# TASK INSTRUCTIONS
Take each line from the entries that holds "true" and copy it out.

START SOURCE MATERIAL

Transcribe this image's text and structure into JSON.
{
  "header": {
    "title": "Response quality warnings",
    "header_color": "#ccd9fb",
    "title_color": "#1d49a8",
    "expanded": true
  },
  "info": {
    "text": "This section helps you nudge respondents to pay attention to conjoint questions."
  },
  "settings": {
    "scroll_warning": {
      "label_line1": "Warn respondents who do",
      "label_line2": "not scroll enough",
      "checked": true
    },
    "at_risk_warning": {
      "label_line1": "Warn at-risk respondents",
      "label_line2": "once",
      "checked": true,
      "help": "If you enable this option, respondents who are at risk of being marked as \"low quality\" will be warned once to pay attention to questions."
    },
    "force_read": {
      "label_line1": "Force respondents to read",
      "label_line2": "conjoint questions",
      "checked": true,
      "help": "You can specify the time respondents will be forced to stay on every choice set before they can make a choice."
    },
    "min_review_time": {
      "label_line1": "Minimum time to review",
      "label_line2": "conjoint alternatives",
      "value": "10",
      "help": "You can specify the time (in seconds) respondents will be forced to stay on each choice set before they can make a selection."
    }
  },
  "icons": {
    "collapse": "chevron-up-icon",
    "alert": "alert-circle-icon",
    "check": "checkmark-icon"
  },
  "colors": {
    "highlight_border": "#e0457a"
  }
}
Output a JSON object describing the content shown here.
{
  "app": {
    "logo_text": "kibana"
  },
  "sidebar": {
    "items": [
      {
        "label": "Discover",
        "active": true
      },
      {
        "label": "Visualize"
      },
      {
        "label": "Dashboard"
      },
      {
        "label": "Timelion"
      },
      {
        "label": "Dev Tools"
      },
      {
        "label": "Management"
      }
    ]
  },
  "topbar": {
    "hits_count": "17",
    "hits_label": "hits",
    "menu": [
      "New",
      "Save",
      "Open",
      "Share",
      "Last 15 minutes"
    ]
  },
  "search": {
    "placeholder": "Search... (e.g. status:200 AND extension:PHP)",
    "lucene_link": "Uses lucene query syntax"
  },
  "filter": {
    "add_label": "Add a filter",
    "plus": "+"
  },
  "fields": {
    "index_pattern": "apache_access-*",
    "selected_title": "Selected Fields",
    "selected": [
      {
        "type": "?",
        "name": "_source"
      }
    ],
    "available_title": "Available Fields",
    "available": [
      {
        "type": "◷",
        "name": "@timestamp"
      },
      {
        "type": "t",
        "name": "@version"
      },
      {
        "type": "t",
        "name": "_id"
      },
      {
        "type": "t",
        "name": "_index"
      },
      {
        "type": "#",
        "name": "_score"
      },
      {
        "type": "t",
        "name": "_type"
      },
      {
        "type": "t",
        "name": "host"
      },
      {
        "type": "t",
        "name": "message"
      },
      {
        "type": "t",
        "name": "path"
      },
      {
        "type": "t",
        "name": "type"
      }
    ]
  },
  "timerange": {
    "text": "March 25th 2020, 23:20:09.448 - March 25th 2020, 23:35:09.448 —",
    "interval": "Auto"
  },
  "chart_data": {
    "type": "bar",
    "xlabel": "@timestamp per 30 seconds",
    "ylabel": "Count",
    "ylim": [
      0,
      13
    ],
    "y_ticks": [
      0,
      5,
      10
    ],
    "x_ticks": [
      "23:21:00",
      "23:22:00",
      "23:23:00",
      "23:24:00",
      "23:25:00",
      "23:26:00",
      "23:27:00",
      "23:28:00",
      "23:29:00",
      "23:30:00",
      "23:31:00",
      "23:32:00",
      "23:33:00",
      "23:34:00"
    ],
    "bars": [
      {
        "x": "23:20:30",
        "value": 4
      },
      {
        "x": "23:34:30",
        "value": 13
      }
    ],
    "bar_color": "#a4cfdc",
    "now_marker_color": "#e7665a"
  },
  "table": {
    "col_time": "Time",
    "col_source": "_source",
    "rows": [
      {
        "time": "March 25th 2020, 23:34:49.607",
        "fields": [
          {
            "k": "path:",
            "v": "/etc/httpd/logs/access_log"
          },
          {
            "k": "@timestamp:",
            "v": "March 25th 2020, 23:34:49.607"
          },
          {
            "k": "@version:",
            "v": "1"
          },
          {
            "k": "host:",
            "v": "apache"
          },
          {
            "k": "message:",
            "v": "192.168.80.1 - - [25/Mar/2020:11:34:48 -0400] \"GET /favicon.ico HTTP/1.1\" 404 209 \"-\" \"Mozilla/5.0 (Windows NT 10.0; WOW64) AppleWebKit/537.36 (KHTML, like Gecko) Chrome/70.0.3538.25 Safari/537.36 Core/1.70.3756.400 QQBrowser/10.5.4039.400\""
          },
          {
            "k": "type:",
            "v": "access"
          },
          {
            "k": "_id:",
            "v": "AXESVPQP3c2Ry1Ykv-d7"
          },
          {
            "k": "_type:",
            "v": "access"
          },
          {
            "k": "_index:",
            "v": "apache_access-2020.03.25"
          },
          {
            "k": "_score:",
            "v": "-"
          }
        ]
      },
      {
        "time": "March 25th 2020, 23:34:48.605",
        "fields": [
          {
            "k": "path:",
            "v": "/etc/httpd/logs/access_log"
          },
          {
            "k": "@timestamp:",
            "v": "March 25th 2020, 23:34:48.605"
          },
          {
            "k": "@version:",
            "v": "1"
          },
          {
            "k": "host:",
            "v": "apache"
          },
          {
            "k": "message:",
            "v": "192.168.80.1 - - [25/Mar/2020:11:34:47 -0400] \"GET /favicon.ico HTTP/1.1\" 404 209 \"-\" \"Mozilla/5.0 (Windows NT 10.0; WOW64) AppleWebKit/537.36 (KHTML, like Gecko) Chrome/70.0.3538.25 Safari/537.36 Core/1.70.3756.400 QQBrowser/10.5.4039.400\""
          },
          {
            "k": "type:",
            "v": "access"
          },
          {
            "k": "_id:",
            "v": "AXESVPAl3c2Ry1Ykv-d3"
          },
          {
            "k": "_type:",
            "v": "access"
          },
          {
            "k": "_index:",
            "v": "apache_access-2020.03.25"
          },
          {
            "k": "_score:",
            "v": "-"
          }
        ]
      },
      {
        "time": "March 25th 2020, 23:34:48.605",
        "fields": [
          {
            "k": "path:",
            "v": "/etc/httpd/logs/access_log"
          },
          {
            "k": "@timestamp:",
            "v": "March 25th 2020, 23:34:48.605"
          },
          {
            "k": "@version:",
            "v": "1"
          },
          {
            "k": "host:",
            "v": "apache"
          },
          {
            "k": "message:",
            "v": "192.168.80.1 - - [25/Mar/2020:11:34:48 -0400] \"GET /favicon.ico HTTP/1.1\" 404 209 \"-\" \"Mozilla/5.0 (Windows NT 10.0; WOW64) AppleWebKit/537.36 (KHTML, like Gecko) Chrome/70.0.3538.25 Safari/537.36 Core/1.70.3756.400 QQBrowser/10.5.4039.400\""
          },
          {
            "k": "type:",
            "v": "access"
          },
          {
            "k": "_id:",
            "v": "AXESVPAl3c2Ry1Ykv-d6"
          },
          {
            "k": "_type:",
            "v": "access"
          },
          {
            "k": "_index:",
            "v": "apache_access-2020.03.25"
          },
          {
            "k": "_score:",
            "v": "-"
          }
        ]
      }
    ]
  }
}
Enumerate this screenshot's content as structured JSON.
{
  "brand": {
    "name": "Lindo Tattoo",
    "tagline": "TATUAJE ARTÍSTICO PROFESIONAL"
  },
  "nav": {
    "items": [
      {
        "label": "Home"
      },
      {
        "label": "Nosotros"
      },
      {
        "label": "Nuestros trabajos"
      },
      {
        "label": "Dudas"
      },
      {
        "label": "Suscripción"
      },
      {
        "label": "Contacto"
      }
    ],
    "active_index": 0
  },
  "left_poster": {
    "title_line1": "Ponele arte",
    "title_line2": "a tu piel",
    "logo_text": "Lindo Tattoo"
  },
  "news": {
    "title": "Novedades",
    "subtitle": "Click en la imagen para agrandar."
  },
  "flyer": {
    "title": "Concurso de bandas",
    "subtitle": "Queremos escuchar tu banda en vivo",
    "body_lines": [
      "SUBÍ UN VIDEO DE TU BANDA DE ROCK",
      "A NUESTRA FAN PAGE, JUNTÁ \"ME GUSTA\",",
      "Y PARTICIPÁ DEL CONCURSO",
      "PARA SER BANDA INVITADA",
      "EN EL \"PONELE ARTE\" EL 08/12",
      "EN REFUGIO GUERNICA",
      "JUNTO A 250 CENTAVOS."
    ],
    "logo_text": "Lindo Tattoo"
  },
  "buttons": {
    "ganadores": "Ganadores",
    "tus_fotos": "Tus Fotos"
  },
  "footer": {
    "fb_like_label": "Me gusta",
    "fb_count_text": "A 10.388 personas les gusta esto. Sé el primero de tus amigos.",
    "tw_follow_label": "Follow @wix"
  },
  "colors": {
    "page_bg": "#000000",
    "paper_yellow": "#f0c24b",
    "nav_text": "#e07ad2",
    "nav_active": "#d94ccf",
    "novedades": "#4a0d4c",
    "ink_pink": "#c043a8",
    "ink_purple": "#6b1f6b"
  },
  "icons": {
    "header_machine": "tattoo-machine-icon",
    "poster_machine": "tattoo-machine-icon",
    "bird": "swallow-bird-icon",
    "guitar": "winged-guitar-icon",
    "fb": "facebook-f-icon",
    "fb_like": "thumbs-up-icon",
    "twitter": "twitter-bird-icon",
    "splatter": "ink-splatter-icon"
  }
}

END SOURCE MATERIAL

# YOUR SOLUTION
    "expanded": true
      "checked": true
      "checked": true,
      "checked": true,
        "active": true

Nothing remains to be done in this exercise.